MESOP REPORT & PICS BY „MILITARY TIMES JOURNAL“ – The U.S. military expansion in Syria: What it is — and isn’t


27 May 2016 – The Pentagon says U.S. troops in Syria are conducting an advise-and-assist mission and are not serving in front-line combat. Here, one American commando can be seen wearing a uniform patch of a Kurdish rebel group. Taken by a photographer working for Agence France-Presse, the photos show a cadre of American troops in an unarmored Toyota pickup truck mounted with a grenade launcher. At least one bearded soldier is wearing both an American flag patch and also a green patch with a star signifying the Syrian Kurdish People’s Protection Forces, known as the YPG. Army Col. Steve Warren, a spokesman for U.S forces in Iraq and Syria, called the patch a “sign of partnership.”

But the photos could cause diplomatic tension with Turkey, a NATO ally that opposes U.S. support for the YPG. Turkey considers the YPG militia akin to the Kurdistan Workers Party, known as the PKK, a Turkey-based group that has mounted terrorist attacks in Turkey.

Close-up of the Kurdish militia patch being worn by American commandos in Syria. (Photo: Delil Souleiman/AFP/Getty Images)

The patch is also significant because the United States’ nominal ally in Syria is the Syrian Democratic Forces, a recently created umbrella group that U.S. defense officials insist includes Arabs as well as Kurds.

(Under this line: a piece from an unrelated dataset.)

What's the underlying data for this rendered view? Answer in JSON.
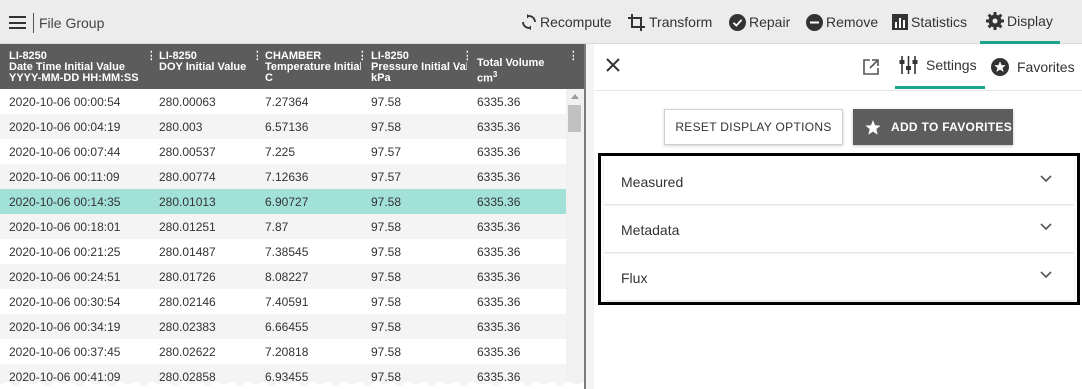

Many Syria experts, however, say the vast majority of SDF fighters are Kurdish and that few Sunni Arabs are supporting the group.

There are currently 300 U.S. special forces troops authorized to be in Syria.

The photos have raised new questions about how close these U.S. troops are to front-line combat. Cook declined to say where those troops were, citing operational security.

“They are on an advise-and-assist mission with forces that are carrying out the fight against [Islamic State militants]; trying to lend their support to them; use their skill set and their capabilities to enhance the effectiveness of those forces,” Cook said. “They are not at the front line.”

American commandos walk in the Syrian village of Fatisah, north of Raqqa, on May 25, 2016. (Photo: Delil Souleiman/AFP/Getty Images)